“The argument he was giving us [was] why it was necessary to have this agreement implemented; that as a country we were losing a lot of money in terms of just exporting coffee in a raw material form and not as a value-added product,” he said.
Citing the export of unrefined gold for generations until the establishment of the Africa Gold Refinery in Entebbe, the President, according to the MP, said the government needed to clothe the unnecessary loss of revenues due to putting raw materials on the world market.
MP Bradon Kintu, the NRM Caucus spokesperson, revealed that a final decision on the polarising coffee deal was deferred indefinitely and a team of technocrats yet to be put in place scrutinises it and makes recommendations.
“Shockingly, the President didn’t also understand some clauses of the agreement. So, this took us a lot of time [while deliberating on it during the caucus],” he said, adding: “We have referred the agreement back and have requested the technocrats to study it very well. Everything embedded within this agreement should be in the interest of Ugandans and also to develop our economy.”
He said the “government has an interest; [so], as soon as possible, a committee will be instituted to investigate and we shall be able to come back and report on the same”.
In a separate interview, an MP, who preferred anonymity, said on the issue of tax exemptions, the President said even if UVCC didn’t pay direct taxes, it will do value-addition, create jobs, and stimulate indirect taxes by enabling the people who earn to buy goods and services that have a tax component.
In the meeting, the legislators reportedly broadly supported the objective of the agreement to increase value-addition in the coffee sector, but demanded that some of the provisions be studied further.
The agreement inked in February, by Finance Minister Matia Kasaija and Attorney General Kiryowa on behalf of Government, granted Uganda Vinci Coffee Company Limited (UVCC), represented by Ms Enrica Pinneti, a 10-year tax exemption, and exclusive rights to market and sale of Ugandan coffee.

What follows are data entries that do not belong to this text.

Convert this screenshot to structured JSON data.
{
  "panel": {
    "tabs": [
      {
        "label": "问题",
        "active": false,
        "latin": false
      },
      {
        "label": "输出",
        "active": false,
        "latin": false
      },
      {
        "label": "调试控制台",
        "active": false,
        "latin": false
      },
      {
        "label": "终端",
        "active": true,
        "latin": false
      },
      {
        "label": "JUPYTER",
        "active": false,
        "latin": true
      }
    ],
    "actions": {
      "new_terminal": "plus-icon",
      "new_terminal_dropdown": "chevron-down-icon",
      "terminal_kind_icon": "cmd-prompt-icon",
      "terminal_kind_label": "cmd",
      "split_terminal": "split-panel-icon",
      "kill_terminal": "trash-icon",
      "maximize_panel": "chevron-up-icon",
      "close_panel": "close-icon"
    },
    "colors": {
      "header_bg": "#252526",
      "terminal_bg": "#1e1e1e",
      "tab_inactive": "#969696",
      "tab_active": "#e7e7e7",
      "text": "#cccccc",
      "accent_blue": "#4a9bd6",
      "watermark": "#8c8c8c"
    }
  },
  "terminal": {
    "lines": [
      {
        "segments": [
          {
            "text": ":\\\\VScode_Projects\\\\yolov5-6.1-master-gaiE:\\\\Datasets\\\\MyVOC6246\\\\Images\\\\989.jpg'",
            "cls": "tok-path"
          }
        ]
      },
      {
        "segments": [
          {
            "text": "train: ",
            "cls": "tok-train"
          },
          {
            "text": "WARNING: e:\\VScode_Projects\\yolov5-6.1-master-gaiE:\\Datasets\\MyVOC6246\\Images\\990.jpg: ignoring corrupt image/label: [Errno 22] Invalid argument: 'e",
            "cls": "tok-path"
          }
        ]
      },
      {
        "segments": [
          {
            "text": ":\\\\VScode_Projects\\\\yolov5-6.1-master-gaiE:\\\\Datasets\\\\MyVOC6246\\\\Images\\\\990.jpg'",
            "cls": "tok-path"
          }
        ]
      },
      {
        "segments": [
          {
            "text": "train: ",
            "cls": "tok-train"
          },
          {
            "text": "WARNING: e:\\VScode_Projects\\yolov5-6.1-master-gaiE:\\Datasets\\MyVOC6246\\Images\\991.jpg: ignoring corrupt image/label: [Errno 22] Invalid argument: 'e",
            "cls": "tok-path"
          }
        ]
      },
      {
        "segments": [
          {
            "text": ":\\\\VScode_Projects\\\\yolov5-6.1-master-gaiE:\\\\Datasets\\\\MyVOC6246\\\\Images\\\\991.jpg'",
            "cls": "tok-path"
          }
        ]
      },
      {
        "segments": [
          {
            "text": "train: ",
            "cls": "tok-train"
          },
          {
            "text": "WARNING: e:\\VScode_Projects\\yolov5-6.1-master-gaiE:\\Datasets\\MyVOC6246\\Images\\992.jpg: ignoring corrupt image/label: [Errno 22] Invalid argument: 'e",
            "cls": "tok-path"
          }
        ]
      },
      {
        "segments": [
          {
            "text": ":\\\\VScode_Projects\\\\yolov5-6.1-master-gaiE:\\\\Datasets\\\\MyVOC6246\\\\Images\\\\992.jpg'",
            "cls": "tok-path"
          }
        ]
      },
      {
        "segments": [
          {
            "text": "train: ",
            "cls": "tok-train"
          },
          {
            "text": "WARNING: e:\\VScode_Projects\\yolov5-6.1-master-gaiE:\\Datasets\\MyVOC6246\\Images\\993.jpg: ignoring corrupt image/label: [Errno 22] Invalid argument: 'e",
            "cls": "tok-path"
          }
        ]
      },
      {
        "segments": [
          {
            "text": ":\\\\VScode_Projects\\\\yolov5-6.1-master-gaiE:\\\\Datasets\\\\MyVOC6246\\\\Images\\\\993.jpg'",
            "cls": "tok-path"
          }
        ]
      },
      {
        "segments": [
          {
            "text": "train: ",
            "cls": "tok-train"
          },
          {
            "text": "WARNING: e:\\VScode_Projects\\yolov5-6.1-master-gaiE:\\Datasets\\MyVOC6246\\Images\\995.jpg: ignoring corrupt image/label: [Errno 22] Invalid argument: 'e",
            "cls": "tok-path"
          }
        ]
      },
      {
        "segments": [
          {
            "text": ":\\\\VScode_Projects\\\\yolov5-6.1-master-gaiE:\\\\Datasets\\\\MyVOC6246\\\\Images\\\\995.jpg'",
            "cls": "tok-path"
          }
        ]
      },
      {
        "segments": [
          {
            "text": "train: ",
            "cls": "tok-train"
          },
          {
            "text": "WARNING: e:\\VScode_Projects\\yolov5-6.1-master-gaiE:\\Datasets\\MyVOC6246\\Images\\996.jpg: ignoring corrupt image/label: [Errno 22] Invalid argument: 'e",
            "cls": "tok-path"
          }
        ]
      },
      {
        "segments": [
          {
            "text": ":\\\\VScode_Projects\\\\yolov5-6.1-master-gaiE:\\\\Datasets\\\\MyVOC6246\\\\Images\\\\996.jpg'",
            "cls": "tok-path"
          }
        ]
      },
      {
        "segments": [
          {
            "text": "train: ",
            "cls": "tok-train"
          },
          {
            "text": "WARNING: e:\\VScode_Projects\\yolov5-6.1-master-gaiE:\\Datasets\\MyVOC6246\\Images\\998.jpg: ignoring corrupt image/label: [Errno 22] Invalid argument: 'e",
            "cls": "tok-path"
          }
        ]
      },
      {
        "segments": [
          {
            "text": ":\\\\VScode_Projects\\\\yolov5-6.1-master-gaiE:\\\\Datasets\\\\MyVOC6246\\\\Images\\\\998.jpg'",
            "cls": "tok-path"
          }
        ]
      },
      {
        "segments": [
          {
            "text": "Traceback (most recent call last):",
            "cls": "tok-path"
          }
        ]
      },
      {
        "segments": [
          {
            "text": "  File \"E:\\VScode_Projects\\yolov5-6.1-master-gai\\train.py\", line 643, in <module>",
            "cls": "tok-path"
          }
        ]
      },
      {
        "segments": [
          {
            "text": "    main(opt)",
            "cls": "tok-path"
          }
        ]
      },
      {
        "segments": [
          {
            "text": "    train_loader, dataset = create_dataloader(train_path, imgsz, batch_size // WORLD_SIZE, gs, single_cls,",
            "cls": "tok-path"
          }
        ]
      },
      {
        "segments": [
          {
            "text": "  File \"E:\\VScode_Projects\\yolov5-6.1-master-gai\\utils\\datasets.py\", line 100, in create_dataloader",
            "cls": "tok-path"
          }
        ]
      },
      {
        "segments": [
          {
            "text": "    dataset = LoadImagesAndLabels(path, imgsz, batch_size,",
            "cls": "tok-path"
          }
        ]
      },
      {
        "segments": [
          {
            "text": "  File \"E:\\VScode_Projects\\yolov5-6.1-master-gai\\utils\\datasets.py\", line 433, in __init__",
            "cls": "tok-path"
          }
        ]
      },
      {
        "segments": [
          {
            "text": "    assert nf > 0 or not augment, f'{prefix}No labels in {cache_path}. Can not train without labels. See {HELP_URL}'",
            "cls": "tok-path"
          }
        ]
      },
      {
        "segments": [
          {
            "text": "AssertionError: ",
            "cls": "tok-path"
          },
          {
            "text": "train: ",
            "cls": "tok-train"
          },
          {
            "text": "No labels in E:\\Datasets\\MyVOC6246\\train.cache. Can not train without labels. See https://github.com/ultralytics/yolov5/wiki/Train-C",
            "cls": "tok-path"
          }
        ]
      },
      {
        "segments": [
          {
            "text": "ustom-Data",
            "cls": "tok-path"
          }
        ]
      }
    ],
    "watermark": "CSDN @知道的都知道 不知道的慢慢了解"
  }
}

Mr Kiryowa said interpretations are incorrect.
The deal, retailed by government officials as essential to promote value-addition to Ugandan coffee, followed the country’s surprise withdrawal from the International Coffee Organisation (ICO) early this year.
In last night’s interview, Mr Kiryowa said no incentive proffered to the Italian investor, among them excise duty and stamp duty waivers, was unavailable to Ugandan entrepreneurs.
“They just need to read the law to find out the incentives available to them,” he said, adding that the agreement does not authorise pricing of coffee prices lower than the indicative price provided by Uganda Coffee Development Authority.
On other issues
Sources said Gen Museveni, the commander-in-chief, said the government had lain clear plans to make cattle rustling “unattractive” in Karamoja sub-region and warned Turkana raiders accused of killing Ugandan geologists and soldiers in last month’s to turn themselves in, following their surrender of the seized guns, if they did not desire to be pursued militarily.
War on ADF
On DRC, he said Operation Shujaa launched on November 30, 2021, was progressing well and has entered the third phase involving bolstering the capacity of Congolese military, as well as regional security capabilities to respond to the threats in the east of the country.
The UPDF, in a joint mission, launched Operation Shujaa to flush out the Allied Democratic Front (ADF) rebels, many of whom the army says it has either killed or arrested.
Escalating commodity prices
The President added that the government would not intervene in the rising food crisis because it would be ‘fake’ economics.
Lubowa hospital project
He also said he would investigate the cause of the delay of the Lubowa specialised hospital.